BALDWIN: From a brand-new hairstyle and Twitter account for first lady, all the way to Florida, we're talking about something you know I hate talking about, pythons here where a senator apparently is hunting them.

We have all the best political news for you might have missed here in political pop. Shannon Travis, let me bring you in, my friend, Michelle Obama, big news, everyone is talking about the fact that, can't believe this, she has bangs.

SHANNON TRAVIS, CNN POLITICAL REPORTER: She has bangs and it came on her birthday, Brooke. Are you going to try that out, bangs yourself?

BALDWIN: You know, I have options some days.

TRAVIS: Maybe so. This is all part of the first lady's birthday was yesterday, happy birthday, Michelle Obama, she turned 49. And part of the gift apparently was a brand-new Twitter account that is @flotus, first lady of the United States.

Already 84,000 people have given her a gift by following her, Brooke, that's how many people when I last check, might be more now.

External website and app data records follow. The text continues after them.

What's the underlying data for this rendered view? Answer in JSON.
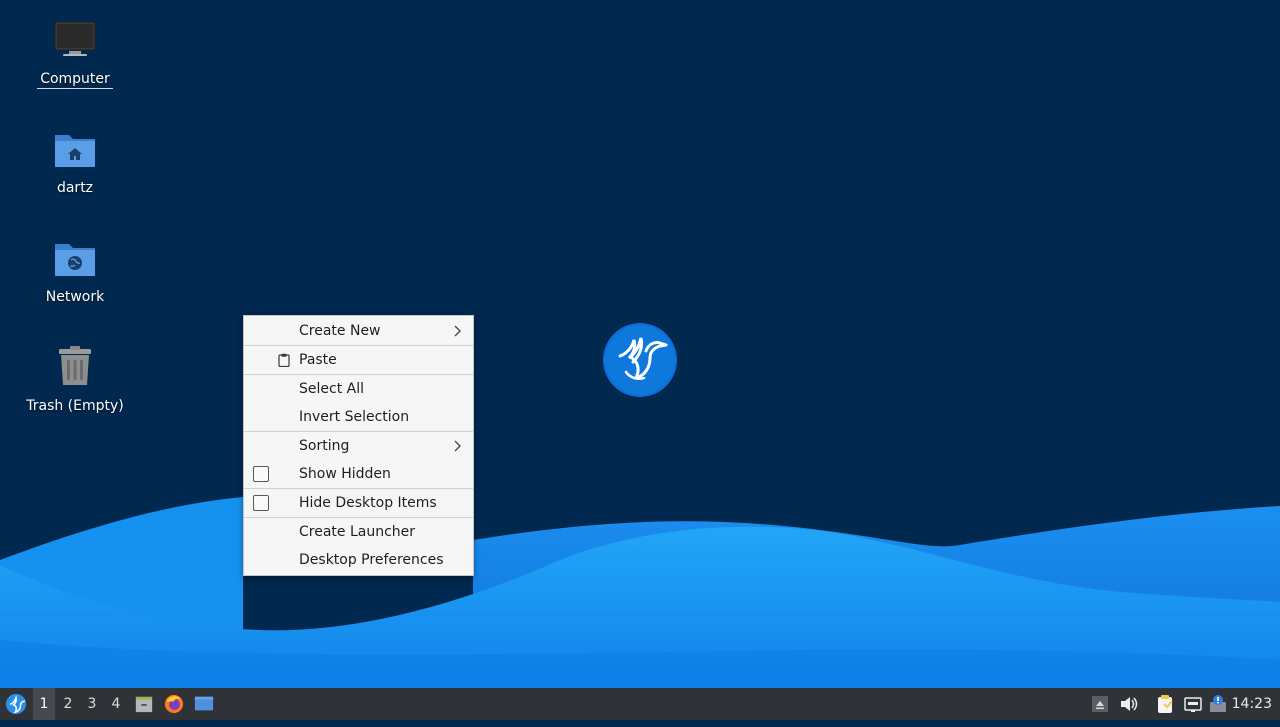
{
  "desktop": {
    "icons": [
      {
        "label": "Computer",
        "icon": "computer-icon"
      },
      {
        "label": "dartz",
        "icon": "home-folder-icon"
      },
      {
        "label": "Network",
        "icon": "network-folder-icon"
      },
      {
        "label": "Trash (Empty)",
        "icon": "trash-icon"
      }
    ],
    "center_logo": "hummingbird-logo-icon"
  },
  "context_menu": {
    "items": [
      {
        "label": "Create New",
        "submenu": true
      },
      {
        "label": "Paste",
        "icon": "clipboard-icon"
      },
      {
        "label": "Select All"
      },
      {
        "label": "Invert Selection"
      },
      {
        "label": "Sorting",
        "submenu": true
      },
      {
        "label": "Show Hidden",
        "checkbox": false
      },
      {
        "label": "Hide Desktop Items",
        "checkbox": false
      },
      {
        "label": "Create Launcher"
      },
      {
        "label": "Desktop Preferences"
      }
    ]
  },
  "taskbar": {
    "menu_icon": "start-menu-icon",
    "workspaces": [
      "1",
      "2",
      "3",
      "4"
    ],
    "active_workspace": "1",
    "launchers": [
      "file-manager-icon",
      "firefox-icon",
      "show-desktop-icon"
    ],
    "tray": [
      "tray-expand-icon",
      "volume-icon",
      "clipboard-manager-icon",
      "network-icon",
      "update-notifier-icon"
    ],
    "clock": "14:23"
  },
  "colors": {
    "background": "#01284f",
    "wave_light": "#1e9df5",
    "wave_mid": "#0b7ee6",
    "taskbar": "#2f3237",
    "menu_bg": "#f6f6f6"
  }
}
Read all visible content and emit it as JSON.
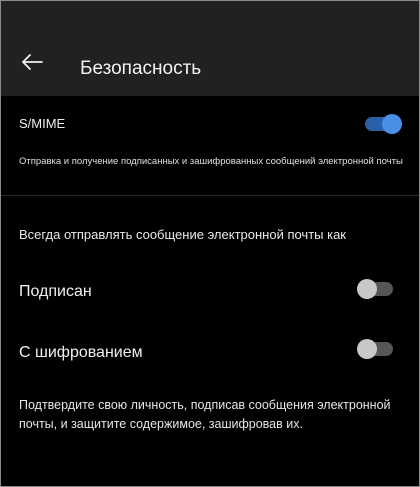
{
  "header": {
    "title": "Безопасность",
    "back_icon": "arrow-left-icon"
  },
  "smime": {
    "label": "S/MIME",
    "enabled": true,
    "description": "Отправка и получение подписанных и зашифрованных сообщений электронной почты"
  },
  "always_send": {
    "heading": "Всегда отправлять сообщение электронной почты как",
    "signed_label": "Подписан",
    "signed_enabled": false,
    "encrypted_label": "С шифрованием",
    "encrypted_enabled": false
  },
  "footer": {
    "text": "Подтвердите свою личность, подписав сообщения электронной почты, и защитите содержимое, зашифровав их."
  },
  "colors": {
    "header_bg": "#212121",
    "page_bg": "#000000",
    "toggle_on_knob": "#4a8fe6",
    "toggle_on_track": "#2b5fa8",
    "toggle_off_knob": "#c8c8c8",
    "toggle_off_track": "#565656"
  }
}
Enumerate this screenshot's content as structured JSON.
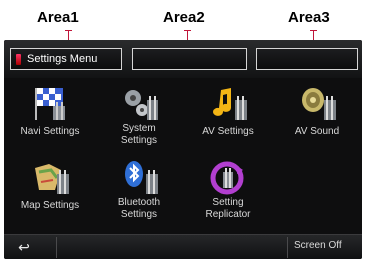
{
  "callouts": [
    "Area1",
    "Area2",
    "Area3"
  ],
  "header": {
    "title": "Settings Menu",
    "area2": "",
    "area3": ""
  },
  "tiles": [
    {
      "label": "Navi Settings",
      "icon": "navi-flag-icon"
    },
    {
      "label": "System\nSettings",
      "icon": "system-gear-icon"
    },
    {
      "label": "AV Settings",
      "icon": "av-music-note-icon"
    },
    {
      "label": "AV Sound",
      "icon": "av-speaker-icon"
    },
    {
      "label": "Map Settings",
      "icon": "map-icon"
    },
    {
      "label": "Bluetooth\nSettings",
      "icon": "bluetooth-icon"
    },
    {
      "label": "Setting\nReplicator",
      "icon": "replicator-icon"
    }
  ],
  "footer": {
    "back": "↩",
    "screen_off": "Screen Off"
  },
  "colors": {
    "callout_line": "#c0163a",
    "screen_bg": "#0e0e0f",
    "label_text": "#d9d9d9"
  }
}
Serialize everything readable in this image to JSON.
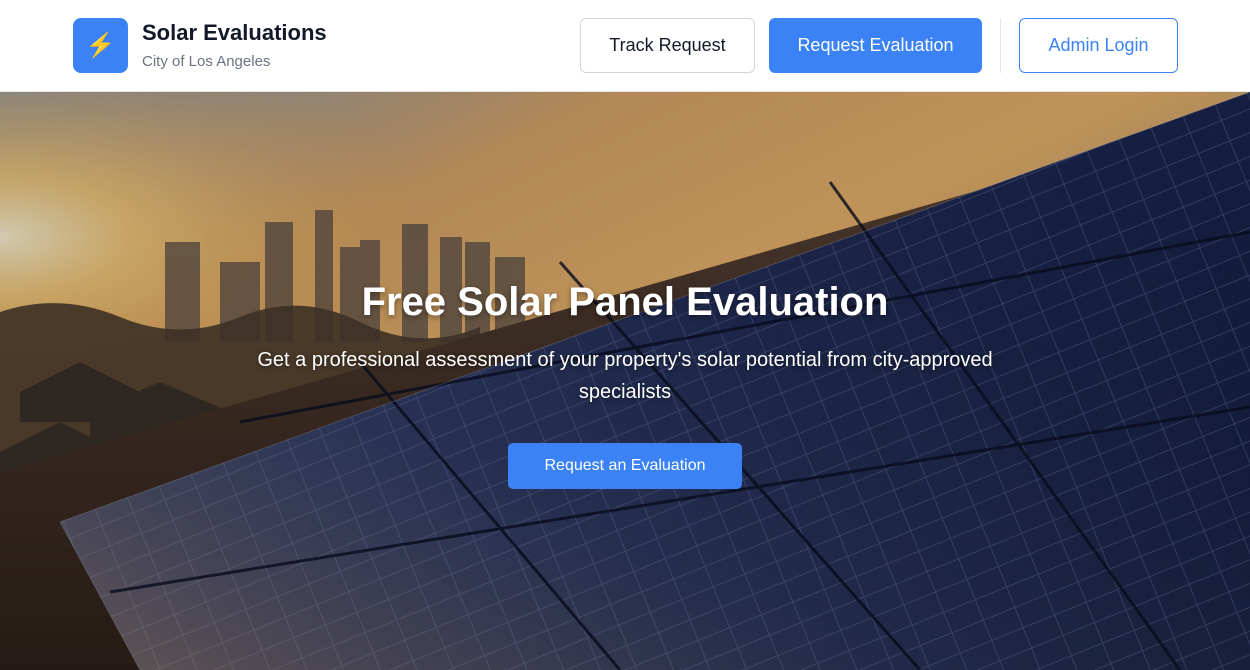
{
  "header": {
    "logo_icon": "lightning-bolt-icon",
    "title": "Solar Evaluations",
    "subtitle": "City of Los Angeles",
    "nav": {
      "track_label": "Track Request",
      "request_label": "Request Evaluation",
      "admin_label": "Admin Login"
    }
  },
  "hero": {
    "title": "Free Solar Panel Evaluation",
    "subtitle": "Get a professional assessment of your property's solar potential from city-approved specialists",
    "cta_label": "Request an Evaluation",
    "background_image": "sunset-city-skyline-with-rooftop-solar-panels"
  },
  "colors": {
    "accent": "#3b82f6",
    "logo_bolt": "#fbbf24",
    "text_dark": "#111827",
    "text_muted": "#6b7280"
  }
}
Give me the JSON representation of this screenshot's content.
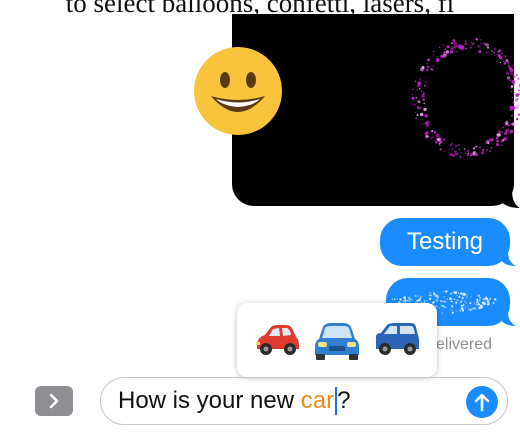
{
  "caption": {
    "text": "to select balloons, confetti, lasers, fi"
  },
  "conversation": {
    "media_bubble": {
      "effect_icon": "smiley-face-icon",
      "animation": "confetti-ring-icon"
    },
    "messages": [
      {
        "text": "Testing",
        "sender": "me"
      },
      {
        "text": "",
        "sender": "me",
        "effect": "sparkle-invisible-ink"
      }
    ],
    "status": "elivered"
  },
  "emoji_suggestions": {
    "items": [
      {
        "name": "red-car-emoji"
      },
      {
        "name": "blue-car-front-emoji"
      },
      {
        "name": "blue-suv-emoji"
      }
    ]
  },
  "composer": {
    "expand_icon": "chevron-right-icon",
    "typed_prefix": "How is your new ",
    "typed_highlight": "car",
    "typed_suffix": "?",
    "send_icon": "arrow-up-icon"
  },
  "colors": {
    "bubble_blue": "#1a8cff",
    "highlight_orange": "#f28a1a",
    "confetti_magenta": "#c020c8"
  }
}
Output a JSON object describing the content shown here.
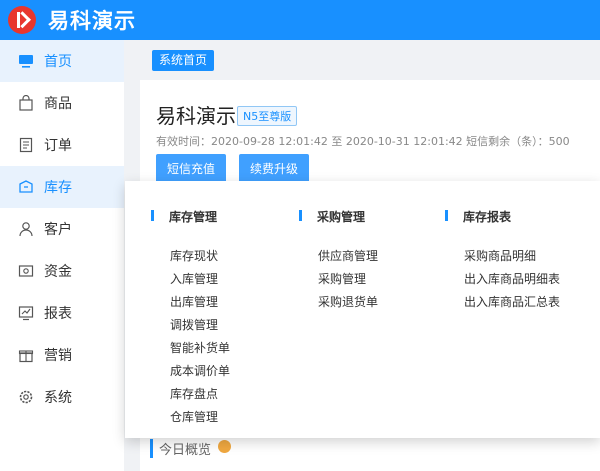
{
  "app": {
    "title": "易科演示"
  },
  "sidebar": {
    "items": [
      {
        "label": "首页",
        "icon": "monitor-icon",
        "active": true
      },
      {
        "label": "商品",
        "icon": "shopping-bag-icon"
      },
      {
        "label": "订单",
        "icon": "document-list-icon"
      },
      {
        "label": "库存",
        "icon": "inventory-box-icon"
      },
      {
        "label": "客户",
        "icon": "user-icon"
      },
      {
        "label": "资金",
        "icon": "wallet-icon"
      },
      {
        "label": "报表",
        "icon": "chart-icon"
      },
      {
        "label": "营销",
        "icon": "gift-icon"
      },
      {
        "label": "系统",
        "icon": "gear-icon"
      }
    ]
  },
  "breadcrumb": {
    "label": "系统首页"
  },
  "store": {
    "name": "易科演示",
    "edition": "N5至尊版",
    "validity": "有效时间：2020-09-28 12:01:42 至 2020-10-31 12:01:42     短信剩余（条）：500"
  },
  "buttons": {
    "sms_recharge": "短信充值",
    "renew_upgrade": "续费升级"
  },
  "overview": {
    "title": "今日概览"
  },
  "dropdown": {
    "columns": [
      {
        "title": "库存管理",
        "items": [
          "库存现状",
          "入库管理",
          "出库管理",
          "调拨管理",
          "智能补货单",
          "成本调价单",
          "库存盘点",
          "仓库管理"
        ]
      },
      {
        "title": "采购管理",
        "items": [
          "供应商管理",
          "采购管理",
          "采购退货单"
        ]
      },
      {
        "title": "库存报表",
        "items": [
          "采购商品明细",
          "出入库商品明细表",
          "出入库商品汇总表"
        ]
      }
    ]
  },
  "colors": {
    "primary": "#1890ff",
    "logo": "#e8362d",
    "active_bg": "#e8f2fd"
  }
}
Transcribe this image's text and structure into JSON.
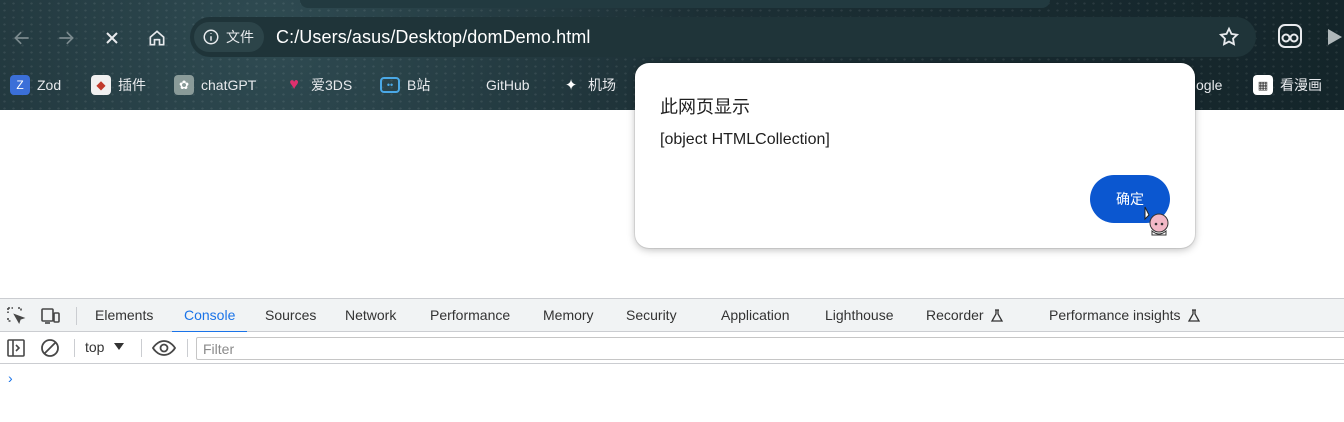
{
  "toolbar": {
    "site_chip_label": "文件",
    "url": "C:/Users/asus/Desktop/domDemo.html"
  },
  "bookmarks": [
    {
      "label": "Zod",
      "icon": "zod-icon"
    },
    {
      "label": "插件",
      "icon": "plugin-icon"
    },
    {
      "label": "chatGPT",
      "icon": "chatgpt-icon"
    },
    {
      "label": "爱3DS",
      "icon": "heart-icon"
    },
    {
      "label": "B站",
      "icon": "bilibili-icon"
    },
    {
      "label": "GitHub",
      "icon": "github-icon"
    },
    {
      "label": "机场",
      "icon": "sparkle-icon"
    },
    {
      "label": "ogle",
      "icon": "google-icon"
    },
    {
      "label": "看漫画",
      "icon": "comic-icon"
    }
  ],
  "dialog": {
    "title": "此网页显示",
    "message": "[object HTMLCollection]",
    "ok_label": "确定"
  },
  "devtools": {
    "tabs": [
      {
        "label": "Elements"
      },
      {
        "label": "Console"
      },
      {
        "label": "Sources"
      },
      {
        "label": "Network"
      },
      {
        "label": "Performance"
      },
      {
        "label": "Memory"
      },
      {
        "label": "Security"
      },
      {
        "label": "Application"
      },
      {
        "label": "Lighthouse"
      },
      {
        "label": "Recorder"
      },
      {
        "label": "Performance insights"
      }
    ],
    "active_tab": "Console",
    "context": "top",
    "filter_placeholder": "Filter",
    "prompt": "›"
  },
  "colors": {
    "accent": "#1a73e8",
    "dialog_button": "#0b57d0"
  }
}
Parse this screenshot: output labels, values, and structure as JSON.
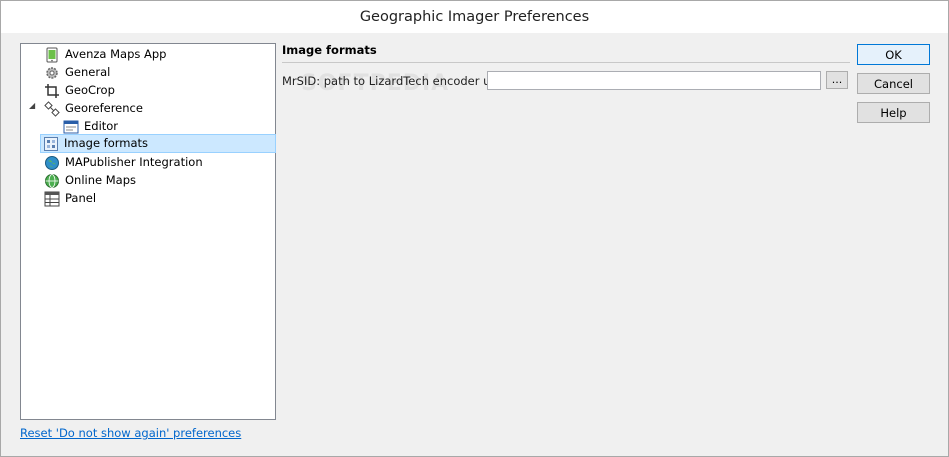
{
  "window": {
    "title": "Geographic Imager Preferences"
  },
  "tree": {
    "items": [
      {
        "label": "Avenza Maps App",
        "icon": "mobile-map-icon"
      },
      {
        "label": "General",
        "icon": "gear-icon"
      },
      {
        "label": "GeoCrop",
        "icon": "crop-icon"
      },
      {
        "label": "Georeference",
        "icon": "georeference-icon"
      },
      {
        "label": "Editor",
        "icon": "editor-icon"
      },
      {
        "label": "Image formats",
        "icon": "image-formats-icon"
      },
      {
        "label": "MAPublisher Integration",
        "icon": "globe-icon"
      },
      {
        "label": "Online Maps",
        "icon": "online-globe-icon"
      },
      {
        "label": "Panel",
        "icon": "panel-grid-icon"
      }
    ],
    "selected_label": "Image formats"
  },
  "reset_link": "Reset 'Do not show again' preferences",
  "panel": {
    "title": "Image formats",
    "mrsid_label": "MrSID: path to LizardTech encoder utility:",
    "mrsid_value": "",
    "browse_label": "..."
  },
  "buttons": {
    "ok": "OK",
    "cancel": "Cancel",
    "help": "Help"
  },
  "watermark": "SOFTPEDIA",
  "colors": {
    "selection_bg": "#cce8ff",
    "selection_border": "#99d1ff",
    "link": "#0066cc"
  }
}
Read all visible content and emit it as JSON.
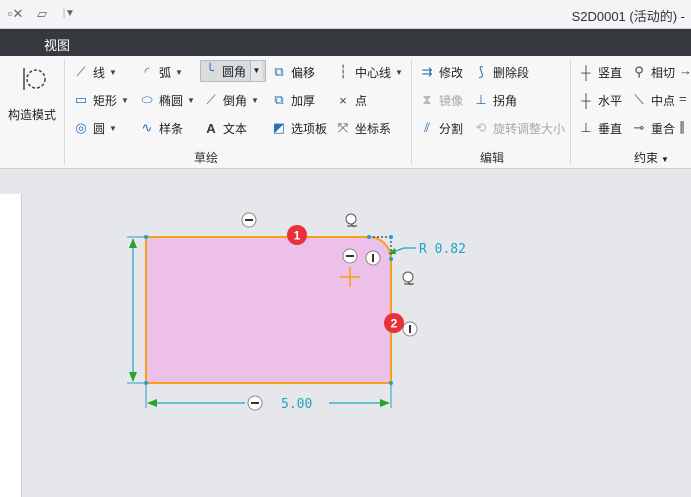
{
  "window": {
    "title": "S2D0001 (活动的) -"
  },
  "menu": {
    "tabs": [
      {
        "label": "视图"
      }
    ]
  },
  "ribbon": {
    "mode": {
      "label": "构造模式"
    },
    "sketch": {
      "group_label": "草绘",
      "line": "线",
      "arc": "弧",
      "fillet": "圆角",
      "offset": "偏移",
      "centerline": "中心线",
      "rectangle": "矩形",
      "ellipse": "椭圆",
      "chamfer": "倒角",
      "thicken": "加厚",
      "point": "点",
      "circle": "圆",
      "spline": "样条",
      "text": "文本",
      "palette": "选项板",
      "coord_sys": "坐标系"
    },
    "edit": {
      "group_label": "编辑",
      "modify": "修改",
      "delete_segment": "删除段",
      "mirror": "镜像",
      "corner": "拐角",
      "divide": "分割",
      "rotate_resize": "旋转调整大小"
    },
    "constrain": {
      "group_label": "约束",
      "vertical": "竖直",
      "tangent": "相切",
      "horizontal": "水平",
      "midpoint": "中点",
      "perpendicular": "垂直",
      "coincident": "重合"
    }
  },
  "sketch": {
    "fill_color": "#edc0ea",
    "edge_color": "#f5a016",
    "dim_color": "#1fa3c8",
    "radius_label": "R 0.82",
    "width_label": "5.00",
    "markers": [
      "1",
      "2"
    ]
  }
}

We're told that she has two accounts, the @michelleobama, from her campaign days, that's now managed by the Democratic National Committee.

And this new one will be the primary place where people can find out updates about her official duties as first lady and as you just mentioned, one of the first pics to come out of this, first lady with bangs that everybody is talking about. Take a look at that, Brooke.

BALDWIN: There she is.

TRAVIS: A lot of people are talking about it.

BALDWIN: She can do her hair however she wants to. A, we would still be talking about it, because she's first lady. B, she looks amazing.


BALDWIN: She would look amazing.


BALDWIN: Moving on from the flotus to a senator in Florida. You know, I was talking to John Zarrella, our correspondent in Miami, because he's sometimes either on the space beat or python beat, they have been hunting python because they're all up in the everglades. Now we have this Florida senator, Bill Nelson, trying to find some pythons as well apparently.

TRAVIS: Yes. He went hunting for snakes yesterday. Pythons, I didn't realize it, is such a huge problem in the Florida everglades estimates between tens or hundreds of thousands out there. It can be pretty destructive. Yes, Senator Bill Nelson went hunting for pythons yesterday because this is an issue that he cares about. We're told from local reports that he actually didn't catch any -- Brooke.

BALDWIN: Empty handed, didn't find a python. I mean, I guess, you want to but I would be, like, fine with me. I'll see you later.

TRAVIS: It would be a nice trophy on the wall.

BALDWIN: I don't know about that. Shannon Travis, thank you. I'll see you in Washington for the inauguration.

Meantime, after years of deceit, Lance Armstrong confesses to it all, the doping, the lying, and the cheating. Coming up, our special hour on the crash of an American icon.


BALDWIN: For years, he trashed his critics and sued his accusers. But Lance Armstrong's confession and what he says tonight could actually make things worse. I'm Brooke Baldwin with a special hour on the crash of an American icon.

Will Lance Armstrong's confession land him in a legal battle? We'll look at lawsuits, possible criminal charges, and how much he could have to pay up. Plus the sport of cycling and doping, how many athletes went along with it? Former teammate of Armstrong's will join me live with an insider look on the pressure to juice.

And how exactly did Armstrong dope? What was he using? We'll take a close look at the drugs and the damage it can do to the body of any athlete.